• Work item:
Faithfully repeat each entry below, minus the pictures.

• Material provided:
────

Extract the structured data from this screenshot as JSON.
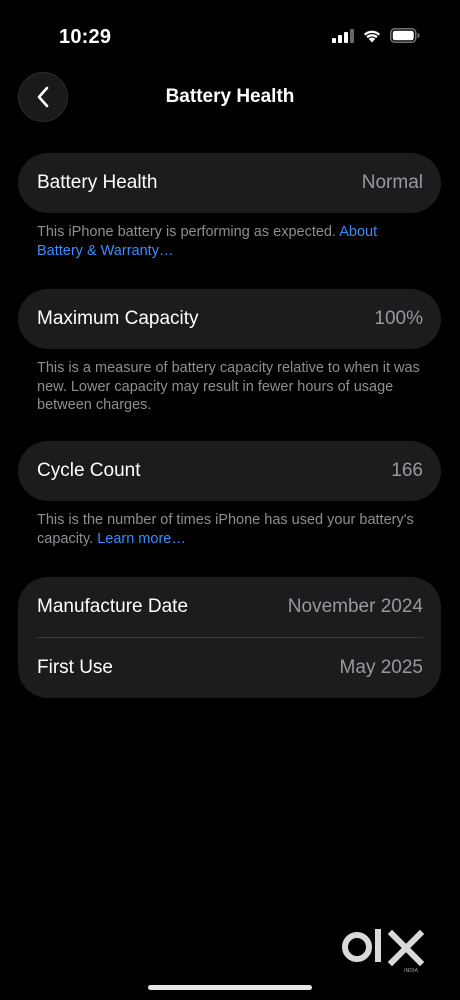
{
  "status_bar": {
    "time": "10:29"
  },
  "nav": {
    "title": "Battery Health",
    "back_icon": "chevron-left-icon"
  },
  "battery_health": {
    "label": "Battery Health",
    "value": "Normal",
    "footnote_text": "This iPhone battery is performing as expected. ",
    "footnote_link": "About Battery & Warranty…"
  },
  "maximum_capacity": {
    "label": "Maximum Capacity",
    "value": "100%",
    "footnote_text": "This is a measure of battery capacity relative to when it was new. Lower capacity may result in fewer hours of usage between charges."
  },
  "cycle_count": {
    "label": "Cycle Count",
    "value": "166",
    "footnote_text": "This is the number of times iPhone has used your battery's capacity. ",
    "footnote_link": "Learn more…"
  },
  "dates": {
    "manufacture_label": "Manufacture Date",
    "manufacture_value": "November 2024",
    "first_use_label": "First Use",
    "first_use_value": "May 2025"
  },
  "watermark": {
    "text": "OLX",
    "subtext": "INDIA"
  },
  "colors": {
    "background": "#000000",
    "card": "#1c1c1e",
    "link": "#3a8dff",
    "secondary_text": "#98989e"
  }
}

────

• Task answer:
Extract the structured data from this screenshot as JSON.
{
  "status_bar": {
    "time": "10:29"
  },
  "nav": {
    "title": "Battery Health",
    "back_icon": "chevron-left-icon"
  },
  "battery_health": {
    "label": "Battery Health",
    "value": "Normal",
    "footnote_text": "This iPhone battery is performing as expected. ",
    "footnote_link": "About Battery & Warranty…"
  },
  "maximum_capacity": {
    "label": "Maximum Capacity",
    "value": "100%",
    "footnote_text": "This is a measure of battery capacity relative to when it was new. Lower capacity may result in fewer hours of usage between charges."
  },
  "cycle_count": {
    "label": "Cycle Count",
    "value": "166",
    "footnote_text": "This is the number of times iPhone has used your battery's capacity. ",
    "footnote_link": "Learn more…"
  },
  "dates": {
    "manufacture_label": "Manufacture Date",
    "manufacture_value": "November 2024",
    "first_use_label": "First Use",
    "first_use_value": "May 2025"
  },
  "watermark": {
    "text": "OLX",
    "subtext": "INDIA"
  },
  "colors": {
    "background": "#000000",
    "card": "#1c1c1e",
    "link": "#3a8dff",
    "secondary_text": "#98989e"
  }
}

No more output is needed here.